Conservatives falsely claim Franken stole Minnesota 2008 Senate election. In its decision rejecting former Sen. Norm Coleman's appeal of the decision declaring Al Franken the winner of the 2008 U.S. Senate race in Minnesota, the Minnesota Supreme Court stated that "[n]o claim of fraud in the election or during the recount was made by either party" and that "Coleman's counsel confirmed at oral argument that Coleman makes no claim of fraud on the part of either voters or election officials." The St. Paul Pioneer Press reported in a June 29, 2009, article (via Nexis): "Experts said the lack of crookedness in the election, as well as a commitment to the law and not politics, allowed the five state high court justices to explore the key issues in depth." The Pioneer Press added: "Rick Hasen, an election law professor at Loyola Law School in Los Angeles, said the court's ruling Tuesday was so thorough that it also ruled out the possibility that either candidate -- or their lawyers -- could be accused of stealing the election." Nevertheless, conservative media personalities including Brit Hume and Sean Hannity, Dick Morris, Fred Barnes, O'Reilly, Gateway Pundit, and Jim Quinn suggested that voting misconduct took place to help Franken get elected.
Hannity claimed there was voter fraud in 2004 presidential election. One day before the 2004 presidential election, Hannity suggested Democrats were guilty of voter fraud in Florida, Ohio, and Pennsylvania. Each of Hannity's claims each was contradicted by media reports.
Contradicting court decision, GOP leader makes claim that illegal voting in 2004 Washington gubernatorial election. On the June 7, 2006, edition of MSNBC's Hardball, Ken Mehlman, then the chairman of the Republican National Committee, asserted that illegal votes helped Democrats win the Washington state gubernatorial election. Contrary to Mehlman's suggestion that Democrat Christine Gregoire owed her victory to illegal votes, the county superior court judge in the case found that Republicans had not proved that even a single illegal vote had been cast for Gregoire. From the judge's oral decision:
The Court concludes, by clear and convincing evidence, that Mr. [Dino] Rossi received four votes cast illegally by felons and that Ms. [Ruth] Bennett received one vote cast by a felon. There is no evidence, however, in this record that Ms. Gregoire received any illegal votes. Indeed, there has been no evidence produced that Ms. Gregoire received any of the 2,820 votes claimed by petitioners in their closing argument.

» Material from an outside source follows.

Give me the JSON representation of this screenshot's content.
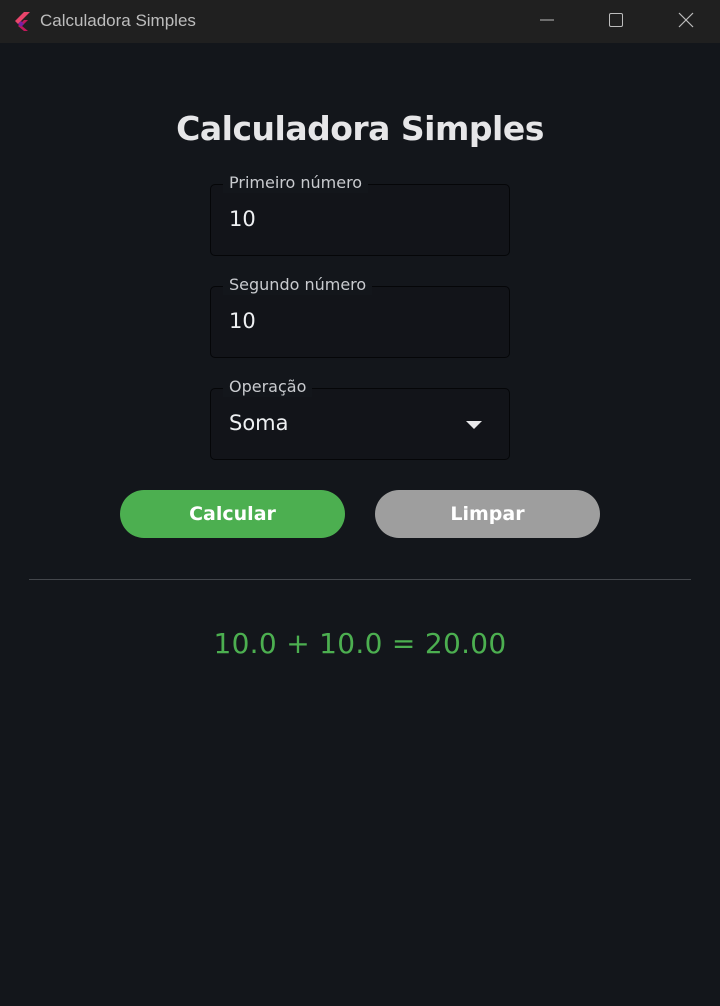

Fund claims fraud in 2002 SD Senate election, but SD Republican attorney general disagreed. In the 2004 version of his book Stealing Elections: How Voter Fraud Threatens Democracy, Fund stated that Democrats engaged in fraudulent activities in South Dakota during the 2002 election that led to Democrat Tim Johnson's win. Fund cited a National Review article that reported that "the stories [of misconduct] are told in more than 40 affidavits collected by Republicans in the days after the election and obtained by National Review. That evidence, along with interviews with state and local officials, suggests that Johnson may have benefited from hundreds of votes that were the product of polling-place misconduct. Had those votes not been added to his total, it seems likely that the senator, who won by just 524 votes, would instead have lost, and John Thune would today be South Dakota's senator-elect." But as Talking Points Memo's Josh Marshall pointed out in a December 16, 2002, blog post, South Dakota's Republican attorney general, Mark Barnett, dismissed the claims in the affidavits as involving nothing illegal. Indeed, according to a December 13, 2002, Associated Press report (retrieved from Nexis), Barnett "dismissed allegations in three affidavits" and called them "perjury or forgery ... just flat false."